# [The problem]
Every entry below needs to be copied exactly.

START Available data

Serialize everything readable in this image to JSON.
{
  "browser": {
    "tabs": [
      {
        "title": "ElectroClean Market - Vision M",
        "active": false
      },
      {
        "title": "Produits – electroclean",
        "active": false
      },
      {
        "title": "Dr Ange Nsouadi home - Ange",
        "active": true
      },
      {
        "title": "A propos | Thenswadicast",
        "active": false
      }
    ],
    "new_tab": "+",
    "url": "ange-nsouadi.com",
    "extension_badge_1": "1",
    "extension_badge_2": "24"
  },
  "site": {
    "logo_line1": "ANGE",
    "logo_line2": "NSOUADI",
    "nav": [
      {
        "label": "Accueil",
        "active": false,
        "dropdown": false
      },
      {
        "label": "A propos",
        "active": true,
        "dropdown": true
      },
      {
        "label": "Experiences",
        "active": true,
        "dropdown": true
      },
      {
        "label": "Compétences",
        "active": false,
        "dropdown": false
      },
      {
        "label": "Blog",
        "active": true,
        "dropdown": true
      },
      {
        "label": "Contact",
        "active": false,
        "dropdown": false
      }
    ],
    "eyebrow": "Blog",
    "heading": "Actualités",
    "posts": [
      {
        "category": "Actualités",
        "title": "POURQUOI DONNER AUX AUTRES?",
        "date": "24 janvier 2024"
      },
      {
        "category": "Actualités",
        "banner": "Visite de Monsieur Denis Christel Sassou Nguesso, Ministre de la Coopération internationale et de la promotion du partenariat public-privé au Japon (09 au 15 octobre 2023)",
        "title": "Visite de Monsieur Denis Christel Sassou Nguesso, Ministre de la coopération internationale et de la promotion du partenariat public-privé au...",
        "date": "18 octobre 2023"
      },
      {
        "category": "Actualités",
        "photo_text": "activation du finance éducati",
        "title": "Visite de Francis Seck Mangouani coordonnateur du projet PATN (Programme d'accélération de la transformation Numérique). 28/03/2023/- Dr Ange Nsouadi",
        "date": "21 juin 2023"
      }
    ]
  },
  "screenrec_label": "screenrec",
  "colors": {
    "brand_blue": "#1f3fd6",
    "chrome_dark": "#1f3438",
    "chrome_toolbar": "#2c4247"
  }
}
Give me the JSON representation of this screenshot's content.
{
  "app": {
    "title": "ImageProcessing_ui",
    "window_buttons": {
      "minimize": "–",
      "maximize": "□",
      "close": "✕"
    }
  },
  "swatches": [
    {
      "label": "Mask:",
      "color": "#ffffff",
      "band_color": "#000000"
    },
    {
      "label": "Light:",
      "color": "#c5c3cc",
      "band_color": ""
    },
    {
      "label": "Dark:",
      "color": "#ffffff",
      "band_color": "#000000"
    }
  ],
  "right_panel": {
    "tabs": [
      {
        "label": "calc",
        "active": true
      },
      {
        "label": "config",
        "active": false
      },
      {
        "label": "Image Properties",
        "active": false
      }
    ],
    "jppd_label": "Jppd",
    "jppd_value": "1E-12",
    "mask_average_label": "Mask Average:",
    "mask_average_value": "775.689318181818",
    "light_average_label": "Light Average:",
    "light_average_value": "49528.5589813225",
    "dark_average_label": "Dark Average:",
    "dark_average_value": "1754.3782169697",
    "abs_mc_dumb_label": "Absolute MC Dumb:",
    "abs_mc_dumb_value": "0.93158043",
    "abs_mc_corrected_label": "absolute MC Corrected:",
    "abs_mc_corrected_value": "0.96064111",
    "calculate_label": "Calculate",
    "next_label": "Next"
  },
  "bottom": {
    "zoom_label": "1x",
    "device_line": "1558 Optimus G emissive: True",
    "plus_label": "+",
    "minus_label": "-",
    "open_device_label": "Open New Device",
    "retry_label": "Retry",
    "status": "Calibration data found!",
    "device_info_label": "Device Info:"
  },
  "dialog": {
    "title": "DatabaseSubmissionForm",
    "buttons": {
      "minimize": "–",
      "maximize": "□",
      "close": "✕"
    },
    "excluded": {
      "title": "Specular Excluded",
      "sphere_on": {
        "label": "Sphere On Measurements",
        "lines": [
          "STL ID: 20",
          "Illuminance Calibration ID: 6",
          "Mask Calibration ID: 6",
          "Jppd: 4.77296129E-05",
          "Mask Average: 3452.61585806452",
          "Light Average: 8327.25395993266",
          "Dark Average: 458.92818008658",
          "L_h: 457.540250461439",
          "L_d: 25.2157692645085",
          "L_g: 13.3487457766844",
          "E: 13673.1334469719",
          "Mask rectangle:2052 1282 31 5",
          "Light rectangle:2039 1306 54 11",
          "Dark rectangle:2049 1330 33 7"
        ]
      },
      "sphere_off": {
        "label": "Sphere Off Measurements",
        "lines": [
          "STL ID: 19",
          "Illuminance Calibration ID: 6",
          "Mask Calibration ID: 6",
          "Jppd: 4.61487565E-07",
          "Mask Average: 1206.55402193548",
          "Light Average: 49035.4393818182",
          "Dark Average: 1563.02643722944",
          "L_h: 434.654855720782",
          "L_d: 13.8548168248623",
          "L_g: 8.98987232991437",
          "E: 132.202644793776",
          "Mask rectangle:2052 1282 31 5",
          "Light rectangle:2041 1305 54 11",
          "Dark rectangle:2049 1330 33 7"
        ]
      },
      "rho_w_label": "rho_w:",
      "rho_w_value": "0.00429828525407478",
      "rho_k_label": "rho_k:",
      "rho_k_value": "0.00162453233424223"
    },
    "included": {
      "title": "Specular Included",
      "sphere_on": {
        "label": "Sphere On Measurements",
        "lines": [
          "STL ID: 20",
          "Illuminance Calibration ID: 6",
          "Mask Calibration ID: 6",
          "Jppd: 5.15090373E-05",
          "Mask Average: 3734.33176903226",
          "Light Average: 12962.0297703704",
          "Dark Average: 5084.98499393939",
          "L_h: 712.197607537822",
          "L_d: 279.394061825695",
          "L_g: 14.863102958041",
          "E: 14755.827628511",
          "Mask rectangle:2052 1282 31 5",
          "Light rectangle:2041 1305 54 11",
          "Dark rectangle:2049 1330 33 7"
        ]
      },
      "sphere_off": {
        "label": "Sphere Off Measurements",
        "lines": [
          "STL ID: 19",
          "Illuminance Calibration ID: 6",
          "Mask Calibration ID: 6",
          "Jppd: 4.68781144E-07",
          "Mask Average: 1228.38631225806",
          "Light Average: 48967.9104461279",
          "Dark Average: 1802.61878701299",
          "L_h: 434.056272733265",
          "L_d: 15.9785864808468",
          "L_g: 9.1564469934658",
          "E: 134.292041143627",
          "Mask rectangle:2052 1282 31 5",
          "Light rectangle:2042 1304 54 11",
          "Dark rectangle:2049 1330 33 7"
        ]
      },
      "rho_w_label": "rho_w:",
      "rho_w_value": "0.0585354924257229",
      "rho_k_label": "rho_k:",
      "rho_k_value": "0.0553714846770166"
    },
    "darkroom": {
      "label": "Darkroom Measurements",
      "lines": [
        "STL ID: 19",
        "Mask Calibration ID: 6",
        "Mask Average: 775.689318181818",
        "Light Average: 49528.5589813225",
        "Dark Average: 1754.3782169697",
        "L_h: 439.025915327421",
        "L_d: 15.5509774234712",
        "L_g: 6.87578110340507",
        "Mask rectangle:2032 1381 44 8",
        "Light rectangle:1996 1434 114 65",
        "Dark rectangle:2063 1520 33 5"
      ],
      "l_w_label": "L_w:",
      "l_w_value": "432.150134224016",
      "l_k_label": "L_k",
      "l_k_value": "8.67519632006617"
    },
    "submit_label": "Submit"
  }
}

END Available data

# [Output]
Serialize everything readable in this image to JSON.
{
  "browser": {
    "tabs": [
      {
        "title": "ElectroClean Market - Vision M",
        "active": false
      },
      {
        "title": "Produits – electroclean",
        "active": false
      },
      {
        "title": "Dr Ange Nsouadi home - Ange",
        "active": true
      },
      {
        "title": "A propos | Thenswadicast",
        "active": false
      }
    ],
    "new_tab": "+",
    "url": "ange-nsouadi.com",
    "extension_badge_1": "1",
    "extension_badge_2": "24"
  },
  "site": {
    "logo_line1": "ANGE",
    "logo_line2": "NSOUADI",
    "nav": [
      {
        "label": "Accueil",
        "active": false,
        "dropdown": false
      },
      {
        "label": "A propos",
        "active": true,
        "dropdown": true
      },
      {
        "label": "Experiences",
        "active": true,
        "dropdown": true
      },
      {
        "label": "Compétences",
        "active": false,
        "dropdown": false
      },
      {
        "label": "Blog",
        "active": true,
        "dropdown": true
      },
      {
        "label": "Contact",
        "active": false,
        "dropdown": false
      }
    ],
    "eyebrow": "Blog",
    "heading": "Actualités",
    "posts": [
      {
        "category": "Actualités",
        "title": "POURQUOI DONNER AUX AUTRES?",
        "date": "24 janvier 2024"
      },
      {
        "category": "Actualités",
        "banner": "Visite de Monsieur Denis Christel Sassou Nguesso, Ministre de la Coopération internationale et de la promotion du partenariat public-privé au Japon (09 au 15 octobre 2023)",
        "title": "Visite de Monsieur Denis Christel Sassou Nguesso, Ministre de la coopération internationale et de la promotion du partenariat public-privé au...",
        "date": "18 octobre 2023"
      },
      {
        "category": "Actualités",
        "photo_text": "activation du finance éducati",
        "title": "Visite de Francis Seck Mangouani coordonnateur du projet PATN (Programme d'accélération de la transformation Numérique). 28/03/2023/- Dr Ange Nsouadi",
        "date": "21 juin 2023"
      }
    ]
  },
  "screenrec_label": "screenrec",
  "colors": {
    "brand_blue": "#1f3fd6",
    "chrome_dark": "#1f3438",
    "chrome_toolbar": "#2c4247"
  }
}
Give me the JSON representation of this screenshot's content.
{
  "app": {
    "title": "ImageProcessing_ui",
    "window_buttons": {
      "minimize": "–",
      "maximize": "□",
      "close": "✕"
    }
  },
  "swatches": [
    {
      "label": "Mask:",
      "color": "#ffffff",
      "band_color": "#000000"
    },
    {
      "label": "Light:",
      "color": "#c5c3cc",
      "band_color": ""
    },
    {
      "label": "Dark:",
      "color": "#ffffff",
      "band_color": "#000000"
    }
  ],
  "right_panel": {
    "tabs": [
      {
        "label": "calc",
        "active": true
      },
      {
        "label": "config",
        "active": false
      },
      {
        "label": "Image Properties",
        "active": false
      }
    ],
    "jppd_label": "Jppd",
    "jppd_value": "1E-12",
    "mask_average_label": "Mask Average:",
    "mask_average_value": "775.689318181818",
    "light_average_label": "Light Average:",
    "light_average_value": "49528.5589813225",
    "dark_average_label": "Dark Average:",
    "dark_average_value": "1754.3782169697",
    "abs_mc_dumb_label": "Absolute MC Dumb:",
    "abs_mc_dumb_value": "0.93158043",
    "abs_mc_corrected_label": "absolute MC Corrected:",
    "abs_mc_corrected_value": "0.96064111",
    "calculate_label": "Calculate",
    "next_label": "Next"
  },
  "bottom": {
    "zoom_label": "1x",
    "device_line": "1558 Optimus G emissive: True",
    "plus_label": "+",
    "minus_label": "-",
    "open_device_label": "Open New Device",
    "retry_label": "Retry",
    "status": "Calibration data found!",
    "device_info_label": "Device Info:"
  },
  "dialog": {
    "title": "DatabaseSubmissionForm",
    "buttons": {
      "minimize": "–",
      "maximize": "□",
      "close": "✕"
    },
    "excluded": {
      "title": "Specular Excluded",
      "sphere_on": {
        "label": "Sphere On Measurements",
        "lines": [
          "STL ID: 20",
          "Illuminance Calibration ID: 6",
          "Mask Calibration ID: 6",
          "Jppd: 4.77296129E-05",
          "Mask Average: 3452.61585806452",
          "Light Average: 8327.25395993266",
          "Dark Average: 458.92818008658",
          "L_h: 457.540250461439",
          "L_d: 25.2157692645085",
          "L_g: 13.3487457766844",
          "E: 13673.1334469719",
          "Mask rectangle:2052 1282 31 5",
          "Light rectangle:2039 1306 54 11",
          "Dark rectangle:2049 1330 33 7"
        ]
      },
      "sphere_off": {
        "label": "Sphere Off Measurements",
        "lines": [
          "STL ID: 19",
          "Illuminance Calibration ID: 6",
          "Mask Calibration ID: 6",
          "Jppd: 4.61487565E-07",
          "Mask Average: 1206.55402193548",
          "Light Average: 49035.4393818182",
          "Dark Average: 1563.02643722944",
          "L_h: 434.654855720782",
          "L_d: 13.8548168248623",
          "L_g: 8.98987232991437",
          "E: 132.202644793776",
          "Mask rectangle:2052 1282 31 5",
          "Light rectangle:2041 1305 54 11",
          "Dark rectangle:2049 1330 33 7"
        ]
      },
      "rho_w_label": "rho_w:",
      "rho_w_value": "0.00429828525407478",
      "rho_k_label": "rho_k:",
      "rho_k_value": "0.00162453233424223"
    },
    "included": {
      "title": "Specular Included",
      "sphere_on": {
        "label": "Sphere On Measurements",
        "lines": [
          "STL ID: 20",
          "Illuminance Calibration ID: 6",
          "Mask Calibration ID: 6",
          "Jppd: 5.15090373E-05",
          "Mask Average: 3734.33176903226",
          "Light Average: 12962.0297703704",
          "Dark Average: 5084.98499393939",
          "L_h: 712.197607537822",
          "L_d: 279.394061825695",
          "L_g: 14.863102958041",
          "E: 14755.827628511",
          "Mask rectangle:2052 1282 31 5",
          "Light rectangle:2041 1305 54 11",
          "Dark rectangle:2049 1330 33 7"
        ]
      },
      "sphere_off": {
        "label": "Sphere Off Measurements",
        "lines": [
          "STL ID: 19",
          "Illuminance Calibration ID: 6",
          "Mask Calibration ID: 6",
          "Jppd: 4.68781144E-07",
          "Mask Average: 1228.38631225806",
          "Light Average: 48967.9104461279",
          "Dark Average: 1802.61878701299",
          "L_h: 434.056272733265",
          "L_d: 15.9785864808468",
          "L_g: 9.1564469934658",
          "E: 134.292041143627",
          "Mask rectangle:2052 1282 31 5",
          "Light rectangle:2042 1304 54 11",
          "Dark rectangle:2049 1330 33 7"
        ]
      },
      "rho_w_label": "rho_w:",
      "rho_w_value": "0.0585354924257229",
      "rho_k_label": "rho_k:",
      "rho_k_value": "0.0553714846770166"
    },
    "darkroom": {
      "label": "Darkroom Measurements",
      "lines": [
        "STL ID: 19",
        "Mask Calibration ID: 6",
        "Mask Average: 775.689318181818",
        "Light Average: 49528.5589813225",
        "Dark Average: 1754.3782169697",
        "L_h: 439.025915327421",
        "L_d: 15.5509774234712",
        "L_g: 6.87578110340507",
        "Mask rectangle:2032 1381 44 8",
        "Light rectangle:1996 1434 114 65",
        "Dark rectangle:2063 1520 33 5"
      ],
      "l_w_label": "L_w:",
      "l_w_value": "432.150134224016",
      "l_k_label": "L_k",
      "l_k_value": "8.67519632006617"
    },
    "submit_label": "Submit"
  }
}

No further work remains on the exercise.